Problem to work on
Copy each entry below unchanged; the images do not go in the copy.

=== Section Start ===

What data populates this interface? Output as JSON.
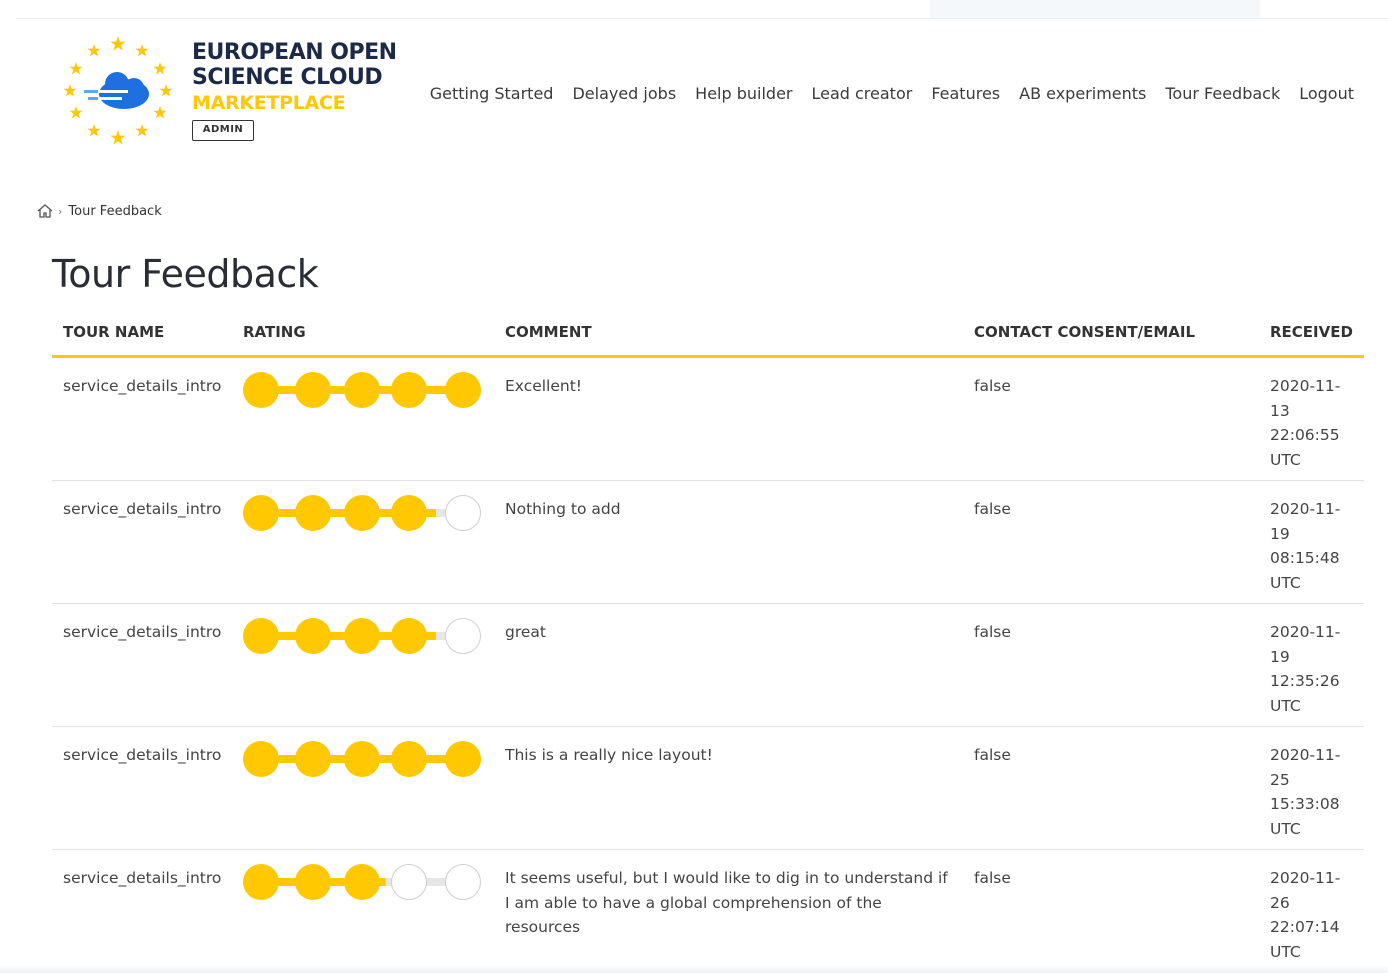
{
  "brand": {
    "title_line1": "EUROPEAN OPEN",
    "title_line2": "SCIENCE CLOUD",
    "subtitle": "MARKETPLACE",
    "badge": "ADMIN",
    "accent": "#ffc800",
    "cloud_color": "#1e6fe0"
  },
  "nav": {
    "items": [
      "Getting Started",
      "Delayed jobs",
      "Help builder",
      "Lead creator",
      "Features",
      "AB experiments",
      "Tour Feedback",
      "Logout"
    ]
  },
  "breadcrumb": {
    "home_icon": "home-icon",
    "current": "Tour Feedback"
  },
  "page": {
    "title": "Tour Feedback"
  },
  "table": {
    "headers": [
      "TOUR NAME",
      "RATING",
      "COMMENT",
      "CONTACT CONSENT/EMAIL",
      "RECEIVED"
    ],
    "rating_max": 5,
    "rating_fill_color": "#ffc800",
    "rating_empty_color": "#e6e6e6",
    "rows": [
      {
        "tour_name": "service_details_intro",
        "rating": 5,
        "comment": "Excellent!",
        "consent": "false",
        "received": "2020-11-13 22:06:55 UTC"
      },
      {
        "tour_name": "service_details_intro",
        "rating": 4,
        "comment": "Nothing to add",
        "consent": "false",
        "received": "2020-11-19 08:15:48 UTC"
      },
      {
        "tour_name": "service_details_intro",
        "rating": 4,
        "comment": "great",
        "consent": "false",
        "received": "2020-11-19 12:35:26 UTC"
      },
      {
        "tour_name": "service_details_intro",
        "rating": 5,
        "comment": "This is a really nice layout!",
        "consent": "false",
        "received": "2020-11-25 15:33:08 UTC"
      },
      {
        "tour_name": "service_details_intro",
        "rating": 3,
        "comment": "It seems useful, but I would like to dig in to understand if I am able to have a global comprehension of the resources",
        "consent": "false",
        "received": "2020-11-26 22:07:14 UTC"
      }
    ]
  }
}
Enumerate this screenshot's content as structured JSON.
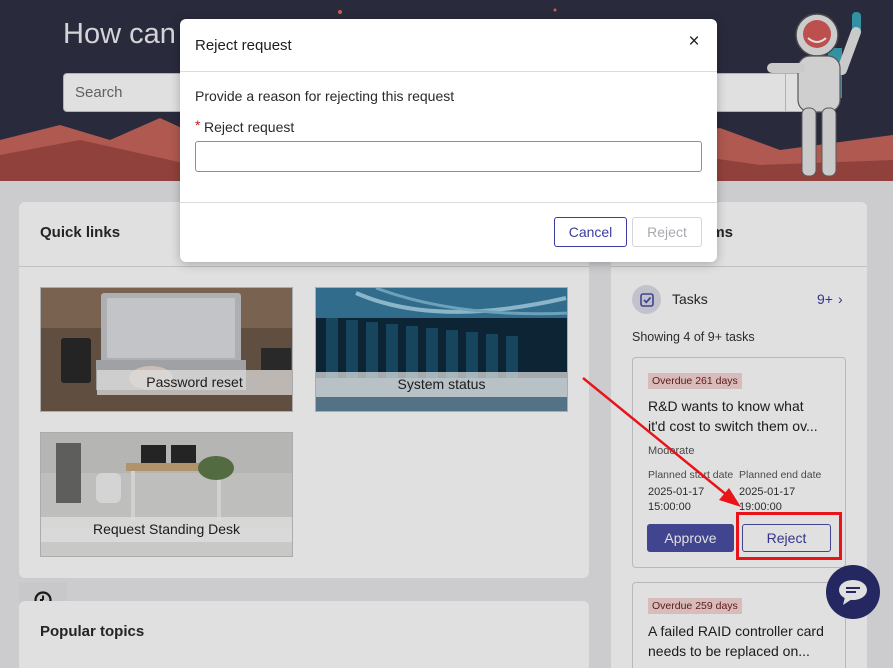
{
  "hero": {
    "title": "How can",
    "search_placeholder": "Search"
  },
  "quick_links": {
    "title": "Quick links",
    "tiles": [
      {
        "label": "Password reset"
      },
      {
        "label": "System status"
      },
      {
        "label": "Request Standing Desk"
      }
    ]
  },
  "popular_topics": {
    "title": "Popular topics"
  },
  "my_items": {
    "title": "ems",
    "tasks_label": "Tasks",
    "tasks_count": "9+",
    "showing": "Showing 4 of 9+ tasks",
    "cards": [
      {
        "overdue": "Overdue 261 days",
        "title_line1": "R&D wants to know what",
        "title_line2": "it'd cost to switch them ov...",
        "priority": "Moderate",
        "start_label": "Planned start date",
        "start_date": "2025-01-17",
        "start_time": "15:00:00",
        "end_label": "Planned end date",
        "end_date": "2025-01-17",
        "end_time": "19:00:00",
        "approve_label": "Approve",
        "reject_label": "Reject"
      },
      {
        "overdue": "Overdue 259 days",
        "title_line1": "A failed RAID controller card",
        "title_line2": "needs to be replaced on..."
      }
    ]
  },
  "modal": {
    "title": "Reject request",
    "close": "×",
    "description": "Provide a reason for rejecting this request",
    "required_mark": "*",
    "field_label": "Reject request",
    "field_value": "",
    "cancel_label": "Cancel",
    "reject_label": "Reject"
  },
  "colors": {
    "hero_bg": "#2f3045",
    "accent": "#4b4ea3",
    "annotation": "#e8141a"
  },
  "icons": {
    "search": "search-icon",
    "close": "close-icon",
    "tasks": "tasks-check-icon",
    "chevron": "chevron-right-icon",
    "history": "history-clock-icon",
    "chat": "chat-bubble-icon"
  }
}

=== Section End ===

Solution
What data populates this interface? Output as JSON.
{
  "brand": {
    "title_line1": "EUROPEAN OPEN",
    "title_line2": "SCIENCE CLOUD",
    "subtitle": "MARKETPLACE",
    "badge": "ADMIN",
    "accent": "#ffc800",
    "cloud_color": "#1e6fe0"
  },
  "nav": {
    "items": [
      "Getting Started",
      "Delayed jobs",
      "Help builder",
      "Lead creator",
      "Features",
      "AB experiments",
      "Tour Feedback",
      "Logout"
    ]
  },
  "breadcrumb": {
    "home_icon": "home-icon",
    "current": "Tour Feedback"
  },
  "page": {
    "title": "Tour Feedback"
  },
  "table": {
    "headers": [
      "TOUR NAME",
      "RATING",
      "COMMENT",
      "CONTACT CONSENT/EMAIL",
      "RECEIVED"
    ],
    "rating_max": 5,
    "rating_fill_color": "#ffc800",
    "rating_empty_color": "#e6e6e6",
    "rows": [
      {
        "tour_name": "service_details_intro",
        "rating": 5,
        "comment": "Excellent!",
        "consent": "false",
        "received": "2020-11-13 22:06:55 UTC"
      },
      {
        "tour_name": "service_details_intro",
        "rating": 4,
        "comment": "Nothing to add",
        "consent": "false",
        "received": "2020-11-19 08:15:48 UTC"
      },
      {
        "tour_name": "service_details_intro",
        "rating": 4,
        "comment": "great",
        "consent": "false",
        "received": "2020-11-19 12:35:26 UTC"
      },
      {
        "tour_name": "service_details_intro",
        "rating": 5,
        "comment": "This is a really nice layout!",
        "consent": "false",
        "received": "2020-11-25 15:33:08 UTC"
      },
      {
        "tour_name": "service_details_intro",
        "rating": 3,
        "comment": "It seems useful, but I would like to dig in to understand if I am able to have a global comprehension of the resources",
        "consent": "false",
        "received": "2020-11-26 22:07:14 UTC"
      }
    ]
  }
}
Enumerate this screenshot's content as structured JSON.
{
  "hero": {
    "title": "How can",
    "search_placeholder": "Search"
  },
  "quick_links": {
    "title": "Quick links",
    "tiles": [
      {
        "label": "Password reset"
      },
      {
        "label": "System status"
      },
      {
        "label": "Request Standing Desk"
      }
    ]
  },
  "popular_topics": {
    "title": "Popular topics"
  },
  "my_items": {
    "title": "ems",
    "tasks_label": "Tasks",
    "tasks_count": "9+",
    "showing": "Showing 4 of 9+ tasks",
    "cards": [
      {
        "overdue": "Overdue 261 days",
        "title_line1": "R&D wants to know what",
        "title_line2": "it'd cost to switch them ov...",
        "priority": "Moderate",
        "start_label": "Planned start date",
        "start_date": "2025-01-17",
        "start_time": "15:00:00",
        "end_label": "Planned end date",
        "end_date": "2025-01-17",
        "end_time": "19:00:00",
        "approve_label": "Approve",
        "reject_label": "Reject"
      },
      {
        "overdue": "Overdue 259 days",
        "title_line1": "A failed RAID controller card",
        "title_line2": "needs to be replaced on..."
      }
    ]
  },
  "modal": {
    "title": "Reject request",
    "close": "×",
    "description": "Provide a reason for rejecting this request",
    "required_mark": "*",
    "field_label": "Reject request",
    "field_value": "",
    "cancel_label": "Cancel",
    "reject_label": "Reject"
  },
  "colors": {
    "hero_bg": "#2f3045",
    "accent": "#4b4ea3",
    "annotation": "#e8141a"
  },
  "icons": {
    "search": "search-icon",
    "close": "close-icon",
    "tasks": "tasks-check-icon",
    "chevron": "chevron-right-icon",
    "history": "history-clock-icon",
    "chat": "chat-bubble-icon"
  }
}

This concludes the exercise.